For the first time in two years, the best CS:GO teams in the world are heading to the biggest stage of them all in Stockholm, a Major of epic proportions as we slowly but surely begin to return to normal. With such a long time passing between the previous Major and this one, the field bears little resemblance to the one in Berlin and there’s none of the usual continuity we’ve come to expect from these events. Here’s how the participants are looking heading into the biggest CS:GO tournament of the year – first, the Contenders sides.

Copenhagen Flames: peaking at the right time?

It’s not just the result of this nth strong Danish team that makes it important to take them seriously in Stockholm but also the way they performed at IEM Fall. Though they have a tough matchup to start with against Astralis, at least a 3-2 record has to be attainable for this formidable squad, and even though the team lineups suggest that most Contenders will struggle to make it past the first round, they seem to be the standout candidates here.

Prediction: New Legends Stage

FaZe Clan: if there really is LAN magic, now is the time to show it

The Major qualification itself was out of FaZe’s hands at the conclusion of their run at IEM Fall, an unthinkable slump for such a star-studded squad helmed by an in-game leader of karrigan’s caliber. There’s little to suggest a deep run in Stockholm at this stage beyond the magic of the storyline – though I still maintain that there’s tangible added juice to this team whenever they show up on LAN.

Bearing in mind that the RMR points were calculated based on two events and a fraction of leftovers from 2020, one awful showing at Flashpoint and a meh result at IEM Fall isn’t necessarily as awful as their narrow qualification would suggest – but by the same token, it’s also nothing to write home about.

Prediction: Elimination

GODSENT: TACO and felps return to the big stage

Back when FPX stomped all over the GODSENT org to pull off a semi-hostile takeover on their entry to the CS:GO scene, it seemed like they found a great squad, oven-ready to challenge for the verge of tier 1. Now they aren’t even at the Major, while GODSENT’s Brazilian pivot worked out well – both from the fandom and the qualification perspective.

A note of caution: this roster has no experience in Europe (playing together, that is), which may prove to be a big issue on the international scene judging by just how large the gap has become in terms of metagame development across the region.

Prediction: Elimination

Entropiq: from strong showing to slump

The first strong results in tier 2 events put Entropiq on the map of even the more casual CS:GO observers, and interestingly enough, they have been fairly flat since then.
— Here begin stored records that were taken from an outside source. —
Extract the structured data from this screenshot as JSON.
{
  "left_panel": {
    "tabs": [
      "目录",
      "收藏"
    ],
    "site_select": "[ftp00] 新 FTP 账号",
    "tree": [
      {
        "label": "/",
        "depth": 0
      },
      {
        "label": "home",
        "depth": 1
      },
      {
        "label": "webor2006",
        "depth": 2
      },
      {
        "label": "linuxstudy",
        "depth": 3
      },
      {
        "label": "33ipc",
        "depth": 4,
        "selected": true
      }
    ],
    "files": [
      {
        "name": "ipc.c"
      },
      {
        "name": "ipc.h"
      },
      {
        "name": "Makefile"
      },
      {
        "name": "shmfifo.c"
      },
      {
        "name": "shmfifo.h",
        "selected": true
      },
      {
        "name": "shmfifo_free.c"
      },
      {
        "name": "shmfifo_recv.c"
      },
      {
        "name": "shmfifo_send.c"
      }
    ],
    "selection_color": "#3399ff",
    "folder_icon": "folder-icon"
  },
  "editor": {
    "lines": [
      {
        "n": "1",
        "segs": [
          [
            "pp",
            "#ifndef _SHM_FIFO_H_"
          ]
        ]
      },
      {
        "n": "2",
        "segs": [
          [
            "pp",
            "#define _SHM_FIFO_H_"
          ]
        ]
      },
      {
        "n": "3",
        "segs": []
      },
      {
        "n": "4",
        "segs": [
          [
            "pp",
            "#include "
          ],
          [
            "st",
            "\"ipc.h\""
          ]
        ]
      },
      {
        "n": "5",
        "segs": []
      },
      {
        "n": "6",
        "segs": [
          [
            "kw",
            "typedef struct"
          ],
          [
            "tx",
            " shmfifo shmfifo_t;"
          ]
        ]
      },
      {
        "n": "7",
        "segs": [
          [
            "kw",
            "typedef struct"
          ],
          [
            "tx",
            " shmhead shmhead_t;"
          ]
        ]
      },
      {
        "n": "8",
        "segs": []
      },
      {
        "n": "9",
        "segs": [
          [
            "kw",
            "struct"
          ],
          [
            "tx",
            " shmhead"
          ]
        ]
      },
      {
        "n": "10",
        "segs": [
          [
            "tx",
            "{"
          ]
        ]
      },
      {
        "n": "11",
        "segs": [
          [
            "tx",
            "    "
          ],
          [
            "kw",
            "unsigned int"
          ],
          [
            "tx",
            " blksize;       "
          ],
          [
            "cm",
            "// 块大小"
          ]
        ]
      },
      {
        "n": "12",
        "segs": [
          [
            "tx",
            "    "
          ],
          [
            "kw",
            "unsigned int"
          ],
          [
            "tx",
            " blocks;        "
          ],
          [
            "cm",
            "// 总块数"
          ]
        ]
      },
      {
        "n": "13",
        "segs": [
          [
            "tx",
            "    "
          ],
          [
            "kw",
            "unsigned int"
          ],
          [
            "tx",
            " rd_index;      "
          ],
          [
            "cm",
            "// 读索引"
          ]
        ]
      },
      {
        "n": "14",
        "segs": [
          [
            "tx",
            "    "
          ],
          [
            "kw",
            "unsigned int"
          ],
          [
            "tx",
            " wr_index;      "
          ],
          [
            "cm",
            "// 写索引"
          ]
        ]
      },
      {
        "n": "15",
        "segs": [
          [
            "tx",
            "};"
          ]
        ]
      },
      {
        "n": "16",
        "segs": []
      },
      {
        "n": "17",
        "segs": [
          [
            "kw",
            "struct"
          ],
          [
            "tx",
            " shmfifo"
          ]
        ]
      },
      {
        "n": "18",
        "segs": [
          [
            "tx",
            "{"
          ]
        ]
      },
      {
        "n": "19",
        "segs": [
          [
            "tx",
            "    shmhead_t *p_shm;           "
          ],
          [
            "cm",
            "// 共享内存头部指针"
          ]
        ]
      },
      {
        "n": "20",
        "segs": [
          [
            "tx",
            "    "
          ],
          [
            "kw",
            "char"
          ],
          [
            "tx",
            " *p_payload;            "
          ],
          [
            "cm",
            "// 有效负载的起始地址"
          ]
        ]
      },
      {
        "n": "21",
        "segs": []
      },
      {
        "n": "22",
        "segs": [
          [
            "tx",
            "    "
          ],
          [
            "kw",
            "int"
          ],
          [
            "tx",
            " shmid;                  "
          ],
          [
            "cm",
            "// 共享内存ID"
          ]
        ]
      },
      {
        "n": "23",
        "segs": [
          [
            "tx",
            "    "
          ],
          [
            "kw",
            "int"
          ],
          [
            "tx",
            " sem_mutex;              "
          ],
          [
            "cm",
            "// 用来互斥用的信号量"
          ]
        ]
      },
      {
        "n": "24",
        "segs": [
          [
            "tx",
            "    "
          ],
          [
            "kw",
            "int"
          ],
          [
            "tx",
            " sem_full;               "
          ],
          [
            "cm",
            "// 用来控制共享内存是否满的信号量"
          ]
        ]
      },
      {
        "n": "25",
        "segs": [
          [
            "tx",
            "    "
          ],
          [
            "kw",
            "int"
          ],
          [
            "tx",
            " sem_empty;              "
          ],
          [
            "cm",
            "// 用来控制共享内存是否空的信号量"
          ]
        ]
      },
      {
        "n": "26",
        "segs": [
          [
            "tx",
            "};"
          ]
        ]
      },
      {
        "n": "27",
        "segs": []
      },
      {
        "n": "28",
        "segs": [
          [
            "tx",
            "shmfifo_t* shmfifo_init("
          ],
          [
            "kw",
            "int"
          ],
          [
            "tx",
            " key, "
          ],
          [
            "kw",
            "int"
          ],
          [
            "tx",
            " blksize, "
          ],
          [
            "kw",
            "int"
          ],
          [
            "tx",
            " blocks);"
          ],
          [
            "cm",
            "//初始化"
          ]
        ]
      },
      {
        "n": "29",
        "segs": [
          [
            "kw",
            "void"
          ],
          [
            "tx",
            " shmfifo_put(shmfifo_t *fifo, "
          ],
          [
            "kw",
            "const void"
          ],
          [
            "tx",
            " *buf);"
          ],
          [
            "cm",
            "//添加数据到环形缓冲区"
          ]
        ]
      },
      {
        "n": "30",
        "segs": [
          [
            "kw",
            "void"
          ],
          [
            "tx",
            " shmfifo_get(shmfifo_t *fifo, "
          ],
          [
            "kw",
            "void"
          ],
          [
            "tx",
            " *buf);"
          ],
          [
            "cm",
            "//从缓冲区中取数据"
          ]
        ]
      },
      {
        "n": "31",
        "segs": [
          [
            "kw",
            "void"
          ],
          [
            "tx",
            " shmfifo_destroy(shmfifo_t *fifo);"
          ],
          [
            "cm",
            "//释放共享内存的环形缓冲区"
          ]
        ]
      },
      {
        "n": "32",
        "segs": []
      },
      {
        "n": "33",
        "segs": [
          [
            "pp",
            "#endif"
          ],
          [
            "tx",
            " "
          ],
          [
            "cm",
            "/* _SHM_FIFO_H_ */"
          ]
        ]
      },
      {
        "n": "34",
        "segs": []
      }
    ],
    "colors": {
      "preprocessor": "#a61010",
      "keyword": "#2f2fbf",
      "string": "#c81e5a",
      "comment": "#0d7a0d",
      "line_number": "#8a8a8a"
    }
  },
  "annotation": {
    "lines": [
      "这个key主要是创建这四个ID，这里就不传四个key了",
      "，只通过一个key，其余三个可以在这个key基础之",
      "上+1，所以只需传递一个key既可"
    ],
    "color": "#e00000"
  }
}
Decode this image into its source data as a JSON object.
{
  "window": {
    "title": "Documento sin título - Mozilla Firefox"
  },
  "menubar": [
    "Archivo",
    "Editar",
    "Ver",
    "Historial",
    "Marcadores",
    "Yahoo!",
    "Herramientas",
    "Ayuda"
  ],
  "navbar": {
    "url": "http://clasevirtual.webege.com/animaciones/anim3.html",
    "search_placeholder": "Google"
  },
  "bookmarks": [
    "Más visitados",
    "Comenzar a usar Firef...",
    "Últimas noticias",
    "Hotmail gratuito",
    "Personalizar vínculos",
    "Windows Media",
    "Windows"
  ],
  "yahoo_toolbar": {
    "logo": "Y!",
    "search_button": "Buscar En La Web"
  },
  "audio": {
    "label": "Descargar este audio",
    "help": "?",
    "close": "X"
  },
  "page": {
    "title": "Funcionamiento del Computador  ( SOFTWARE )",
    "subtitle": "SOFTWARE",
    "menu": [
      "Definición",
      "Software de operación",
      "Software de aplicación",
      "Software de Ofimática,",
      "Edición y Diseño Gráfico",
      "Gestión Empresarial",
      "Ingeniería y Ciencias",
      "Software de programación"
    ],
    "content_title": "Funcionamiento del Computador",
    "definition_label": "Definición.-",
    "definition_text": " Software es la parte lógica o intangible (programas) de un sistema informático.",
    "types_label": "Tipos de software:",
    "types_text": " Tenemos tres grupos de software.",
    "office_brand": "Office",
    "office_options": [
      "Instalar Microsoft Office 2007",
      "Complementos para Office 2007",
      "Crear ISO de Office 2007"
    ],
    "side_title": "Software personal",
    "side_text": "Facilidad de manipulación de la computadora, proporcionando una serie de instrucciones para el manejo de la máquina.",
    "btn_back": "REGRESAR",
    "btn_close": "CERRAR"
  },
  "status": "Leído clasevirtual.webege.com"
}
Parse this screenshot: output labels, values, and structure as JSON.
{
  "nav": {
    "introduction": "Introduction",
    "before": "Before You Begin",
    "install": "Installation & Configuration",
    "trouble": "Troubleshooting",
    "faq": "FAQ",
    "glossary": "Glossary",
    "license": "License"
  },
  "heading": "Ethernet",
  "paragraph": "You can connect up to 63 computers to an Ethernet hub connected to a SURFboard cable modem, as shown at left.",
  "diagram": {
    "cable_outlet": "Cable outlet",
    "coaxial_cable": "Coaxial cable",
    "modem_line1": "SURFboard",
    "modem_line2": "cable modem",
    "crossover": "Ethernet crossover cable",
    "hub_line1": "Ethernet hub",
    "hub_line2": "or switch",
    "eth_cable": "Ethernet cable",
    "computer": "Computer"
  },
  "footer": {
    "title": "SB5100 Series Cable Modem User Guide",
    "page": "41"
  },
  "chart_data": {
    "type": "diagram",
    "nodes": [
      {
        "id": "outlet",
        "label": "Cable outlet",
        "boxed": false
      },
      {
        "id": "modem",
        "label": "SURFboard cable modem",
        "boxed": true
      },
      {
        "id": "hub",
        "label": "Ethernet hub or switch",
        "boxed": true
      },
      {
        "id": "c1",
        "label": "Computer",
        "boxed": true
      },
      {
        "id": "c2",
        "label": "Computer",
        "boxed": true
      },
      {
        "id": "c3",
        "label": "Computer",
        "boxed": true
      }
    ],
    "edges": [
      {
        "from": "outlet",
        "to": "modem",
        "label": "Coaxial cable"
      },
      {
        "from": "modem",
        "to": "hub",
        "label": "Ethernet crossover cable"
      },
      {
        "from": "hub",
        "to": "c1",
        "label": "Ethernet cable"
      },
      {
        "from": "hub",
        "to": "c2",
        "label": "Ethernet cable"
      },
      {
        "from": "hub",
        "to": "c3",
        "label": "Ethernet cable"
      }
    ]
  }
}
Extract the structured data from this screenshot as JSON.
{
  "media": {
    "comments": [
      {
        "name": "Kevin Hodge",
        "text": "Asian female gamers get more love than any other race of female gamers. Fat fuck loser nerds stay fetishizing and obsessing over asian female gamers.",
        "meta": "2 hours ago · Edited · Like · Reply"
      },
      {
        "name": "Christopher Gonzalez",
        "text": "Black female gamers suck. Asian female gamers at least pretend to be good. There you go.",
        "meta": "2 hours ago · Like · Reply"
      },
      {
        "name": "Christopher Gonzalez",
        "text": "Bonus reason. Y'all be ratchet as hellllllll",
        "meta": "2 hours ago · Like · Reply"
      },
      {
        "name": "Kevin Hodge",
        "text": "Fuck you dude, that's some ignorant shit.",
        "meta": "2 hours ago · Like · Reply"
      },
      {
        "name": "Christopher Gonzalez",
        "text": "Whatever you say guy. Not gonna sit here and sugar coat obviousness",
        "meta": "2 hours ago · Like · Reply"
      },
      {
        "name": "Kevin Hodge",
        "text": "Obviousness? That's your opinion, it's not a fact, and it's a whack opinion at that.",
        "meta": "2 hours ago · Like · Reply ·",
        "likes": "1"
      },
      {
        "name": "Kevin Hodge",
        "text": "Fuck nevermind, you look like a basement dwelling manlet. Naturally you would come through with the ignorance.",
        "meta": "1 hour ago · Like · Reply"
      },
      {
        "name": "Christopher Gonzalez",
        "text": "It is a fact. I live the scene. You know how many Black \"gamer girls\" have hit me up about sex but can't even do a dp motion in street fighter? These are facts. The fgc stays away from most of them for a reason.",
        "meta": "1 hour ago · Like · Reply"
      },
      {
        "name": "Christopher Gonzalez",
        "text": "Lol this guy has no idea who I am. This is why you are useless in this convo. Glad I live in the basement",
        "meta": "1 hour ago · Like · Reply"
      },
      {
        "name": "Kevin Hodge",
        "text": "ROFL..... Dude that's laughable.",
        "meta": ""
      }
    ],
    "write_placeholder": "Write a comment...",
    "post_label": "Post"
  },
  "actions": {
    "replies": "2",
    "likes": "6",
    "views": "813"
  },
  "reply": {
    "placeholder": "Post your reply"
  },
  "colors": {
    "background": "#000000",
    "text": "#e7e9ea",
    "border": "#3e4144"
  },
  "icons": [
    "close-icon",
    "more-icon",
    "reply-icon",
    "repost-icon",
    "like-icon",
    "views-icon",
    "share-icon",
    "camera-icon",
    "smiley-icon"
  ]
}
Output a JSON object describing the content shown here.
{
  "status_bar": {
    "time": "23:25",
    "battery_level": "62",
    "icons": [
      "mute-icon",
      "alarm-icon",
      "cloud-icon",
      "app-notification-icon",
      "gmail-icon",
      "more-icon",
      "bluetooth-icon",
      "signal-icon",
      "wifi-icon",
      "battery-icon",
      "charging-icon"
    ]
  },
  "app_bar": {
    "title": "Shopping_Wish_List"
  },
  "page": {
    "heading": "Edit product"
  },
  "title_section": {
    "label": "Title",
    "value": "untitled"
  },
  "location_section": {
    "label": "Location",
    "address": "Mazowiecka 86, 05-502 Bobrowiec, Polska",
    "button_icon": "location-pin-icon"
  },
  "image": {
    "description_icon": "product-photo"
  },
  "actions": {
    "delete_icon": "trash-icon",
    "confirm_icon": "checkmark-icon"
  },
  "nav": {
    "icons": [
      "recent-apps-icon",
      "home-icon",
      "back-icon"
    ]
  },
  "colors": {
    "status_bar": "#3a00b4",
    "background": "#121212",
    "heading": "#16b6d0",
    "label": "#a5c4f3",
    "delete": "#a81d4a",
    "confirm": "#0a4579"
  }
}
Peaking at #14 on the HLTV rankings in May, they’re currently 19th and haven’t been out of the top 20 since, which, coupled with their recent form, doesn’t suggest a top 16 spot at the Major.

Prediction: Elimination risky rule-bending serves as an annoying subplot

It’s been such a long time since the last Major that the core of this squad was still playing under the AVANGAR banner during their magical run in Berlin, where they somehow finished as runners-up. They’ve been there or thereabouts ever since, and that is exactly the level they can provide on the servers now as well, their customary passive style seemingly becoming less and less effective the better understanding their opponents gain of their unique approach.

Despite some wobbles in the last RMR event and the somewhat nasty decision to take the points deduction and make a last-minute roster change heading into the event, they should be one of the few teams from the Contenders bunch to make it to the last sixteen.

Prediction: New Legends Stage

Sharks Esports: those who took out MIBR

Really, this is the only thing of note from the South American RMR events, a mess with the occasional competitive integrity concern (remember those ownership issues from way back when?) and fairly low quality of gameplay.

At a time when North American CS is a shadow of its former self, there’s little to suggest that South America’s best and brightest (that isn’t already playing with the big boys) can upset even the second string of European and CIS sides. Easy 0-3 candidates, especially in light of their tough opening matchup.

Prediction: Elimination (0-3)

TYLOO: long time no see

The same idea holds true when it comes to TYLOO as well: they’ve been region-locked for so long and they were so far away from the crushingly percentage-based European CS:GO meta that there’s little to suggest they can keep up or spring enough surprises to make it through this bracket.

They might bring interesting CS to the table, as they tend to do on their occasional European forays, but the quality will likely not be high enough to threaten the big (hell, even the medium-sized) guns here.

Prediction: Elimination

Renegades: finally out of the kiddie pool

Once more onto the breach: another region-locked side, but this time with a story that may be a little bit more familiar to a Western audience, and, of course, a complete dominance over the land down under. With the original YTB squad torn to pieces after the failed EXTREMUM project, they are clearly the new standard-bearers for Australian Counter-Strike, but this by itself won’t amount to much in the cutthroat international scene that’s just beginning to rearrange.

Despite the shock Flashpoint 3 win, the relative struggles of mousesports, er, MOUZ helmed by dexter suggest that the IGL-deficient version of the old Renegades side won’t be able to mount serious resistance at the Major.

Prediction: Elimination

Check out our overview of the Challengers teams here and the Legends teams here!